Let’s just pretend for the better part of this review that Corrosion of Conformity was never a punk band. Let’s just pretend that there was nothing before Blind. I know I’m asking a lot, but let’s forget that C.O.C. existed before guitarist/vocalist Pepper Keenan joined the band. I’m asking you Waveriders to do so because this band needs to be perceived for what it is, or rather, what it’s not. C.O.C. made the transition from a hardcore punk band to heavy metal sludge lords. Yes, they started off playing music fueled by adolescent rage, and guess what? Like all of us, they grew up. Growth. Personal . . . musical . . . emotional . . . maybe they should have changed the band’s name to match this stylistic change, but they didn’t. They’ve moved on, and so should the rest of us. Okay . . . I’m stepping down from my Pope-box and getting into the album now.
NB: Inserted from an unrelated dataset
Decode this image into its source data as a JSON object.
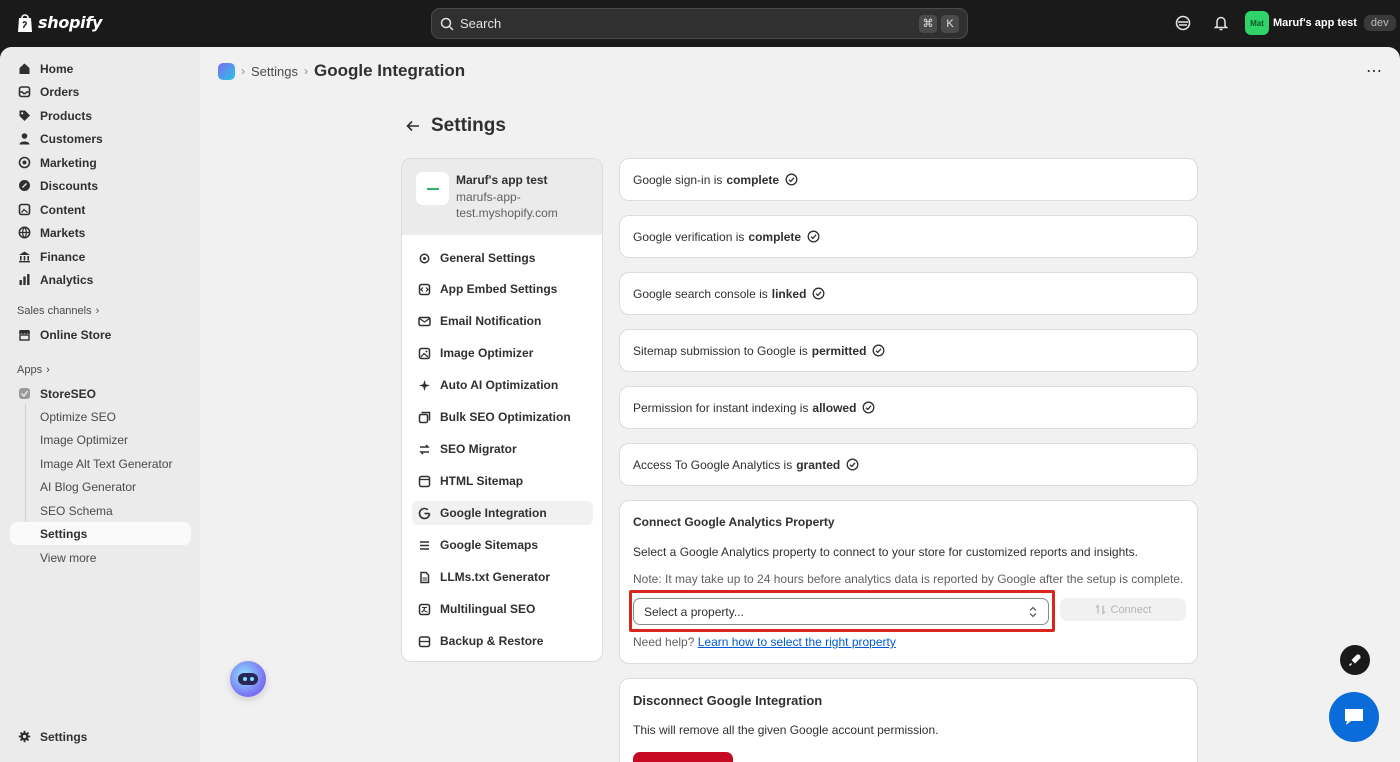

“Albatross” and “Clean My Wounds” were the chart topping hits from the album, so odds are that I don’t need to go too much into either of these. For those who don’t know about these two mainstays you should probably know that they’re heavy in detuned Sabbath inspired riffagry, brimming with groove and swagger, and laced with venomous lyrics about Lord only knows. Like most of the lyrics from the band, they can be interpreted in a number of different ways. These two songs in particular could be about drug addiction, suffering through life surrounded by inhumane humans, dealing with the injustices of the world, or ironing a silk shirt. It’s up to you to decide, or better yet, call Pep to get his take on the lyrics. The short story of these two tracks is that the riffs are compelling, especially that of “Clean My Wounds,” and will inevitably have you riff hungry Waveriders coming back for repeated listens.
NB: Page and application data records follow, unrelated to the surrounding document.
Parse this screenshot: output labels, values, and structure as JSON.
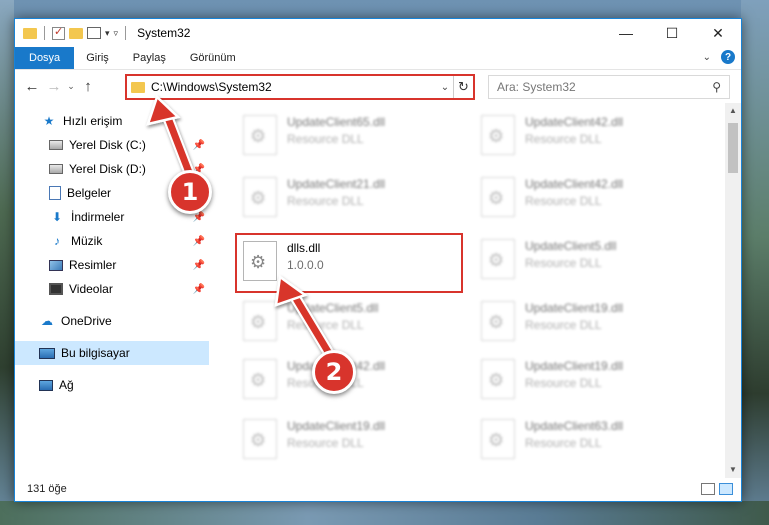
{
  "window": {
    "title": "System32"
  },
  "ribbon": {
    "tabs": [
      "Dosya",
      "Giriş",
      "Paylaş",
      "Görünüm"
    ]
  },
  "address": {
    "path": "C:\\Windows\\System32"
  },
  "search": {
    "placeholder": "Ara: System32"
  },
  "sidebar": {
    "items": [
      {
        "label": "Hızlı erişim",
        "icon": "star-icon"
      },
      {
        "label": "Yerel Disk (C:)",
        "icon": "drive-icon",
        "pinned": true
      },
      {
        "label": "Yerel Disk (D:)",
        "icon": "drive-icon",
        "pinned": true
      },
      {
        "label": "Belgeler",
        "icon": "document-icon",
        "pinned": true
      },
      {
        "label": "İndirmeler",
        "icon": "download-icon",
        "pinned": true
      },
      {
        "label": "Müzik",
        "icon": "music-icon",
        "pinned": true
      },
      {
        "label": "Resimler",
        "icon": "picture-icon",
        "pinned": true
      },
      {
        "label": "Videolar",
        "icon": "video-icon",
        "pinned": true
      },
      {
        "label": "OneDrive",
        "icon": "cloud-icon"
      },
      {
        "label": "Bu bilgisayar",
        "icon": "computer-icon",
        "selected": true
      },
      {
        "label": "Ağ",
        "icon": "network-icon"
      }
    ]
  },
  "files": [
    {
      "name": "UpdateClient65.dll",
      "desc": "Resource DLL"
    },
    {
      "name": "UpdateClient42.dll",
      "desc": "Resource DLL"
    },
    {
      "name": "UpdateClient21.dll",
      "desc": "Resource DLL"
    },
    {
      "name": "UpdateClient42.dll",
      "desc": "Resource DLL"
    },
    {
      "name": "dlls.dll",
      "desc": "1.0.0.0"
    },
    {
      "name": "UpdateClient5.dll",
      "desc": "Resource DLL"
    },
    {
      "name": "UpdateClient5.dll",
      "desc": "Resource DLL"
    },
    {
      "name": "UpdateClient19.dll",
      "desc": "Resource DLL"
    },
    {
      "name": "UpdateClient42.dll",
      "desc": "Resource DLL"
    },
    {
      "name": "UpdateClient19.dll",
      "desc": "Resource DLL"
    },
    {
      "name": "UpdateClient19.dll",
      "desc": "Resource DLL"
    },
    {
      "name": "UpdateClient63.dll",
      "desc": "Resource DLL"
    }
  ],
  "status": {
    "count": "131 öğe"
  },
  "annotations": {
    "step1": "1",
    "step2": "2",
    "color": "#d8342c"
  }
}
Interwoven between the dense musical tones, C.O.C. was kind enough to give us short interludes to gather ourselves before the next wave of hard hitting tunes roll in. “Without Wings,” “Mano de Mano,” and “#2121313” are all subtle instrumental pieces, strategically placed within the arrangement of Deliverance to help build the tension of the whole album. Without these tracks, the album would simply lack depth. On first listen, these songs may seem like nothing more than filler, but stop and listen to the tunes, specifically “Without Wings” with its pinched notes and airy acoustic guitars, and you’ll hear that there’s some serious musicality shining between the darkness of the heavier stoned out vibes. Think Zeppelin III to some extent.
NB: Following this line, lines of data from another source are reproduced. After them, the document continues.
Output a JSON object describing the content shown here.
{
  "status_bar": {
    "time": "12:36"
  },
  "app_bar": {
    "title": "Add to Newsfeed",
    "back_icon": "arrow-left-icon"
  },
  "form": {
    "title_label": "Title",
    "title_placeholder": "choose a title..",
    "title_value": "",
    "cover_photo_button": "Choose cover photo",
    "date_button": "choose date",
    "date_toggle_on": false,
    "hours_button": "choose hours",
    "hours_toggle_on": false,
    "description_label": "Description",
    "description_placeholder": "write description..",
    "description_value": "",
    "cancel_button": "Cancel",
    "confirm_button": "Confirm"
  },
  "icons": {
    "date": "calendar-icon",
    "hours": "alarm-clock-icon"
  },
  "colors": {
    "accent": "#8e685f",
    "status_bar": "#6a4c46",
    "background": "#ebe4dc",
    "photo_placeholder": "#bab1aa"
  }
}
“Senor Limpio” is C.O.C.’s musical equivalent of someone getting brained or, at the very least, sucker punched. The opening riff drops in like a pallet of ceramic tile pushed from a thirty story rooftop. Perfect guitar tones help propel the riff and Pepper’s vocals shift between that crazed out, psychedelic distortion to his straight up whiskey rich bellow, adding a million elements of emotion conveyed through a bevy of vocal utterances. I love drummer Reed Mullins approach on this one as well, as he assaults the bell of his ride, creating that ever so unique chiming sound. You gotta’ remember, back in ’94 we were listening to Pearl Jam mumble on about some guy and his butter, Scott Weiland sounded like he was swallowing his tongue while singing about flies and Vaseline, and that chick from The Cranberries was yodeling about Zombies. And while there was the whole black metal underground scene that was building itself on the ashes of burnt out churches, there was nothing quite this heavy hitting the mainstream. On this track, also pay attention to the guitar interplay between Woody Weatherman and Pepper Keenan. Loose approach and filled with passion and soul.
The title track, “My Grain” with its funked out Mike Dean bass vibe, the acoustic and mournful “Shelter,” and the Sabbath-y doom groove of “Shake like You” are all stand out tracks that deserve high praise. In fact, there’s not a bad track on this album. I never felt that Deliverance so much as fell into the stoner metal category as much as people didn’t know where else to put it, so that’s where they put it. The album’s too thrashy to be stoner, and too sludgey to be Southern rock, and too metal to be punk, and too good to simply be dismissed for not being what people want the band to sound like. Its heavy metal aside from any sub genre and it’s preformed by four cats who wanted to separate themselves from the rest of the music world at that time. Hell, that was fifteen years ago . . . the songs sound just as vital today as they did back then. I stand by that earlier sentiment . . . perfect metal album. - Pope JTE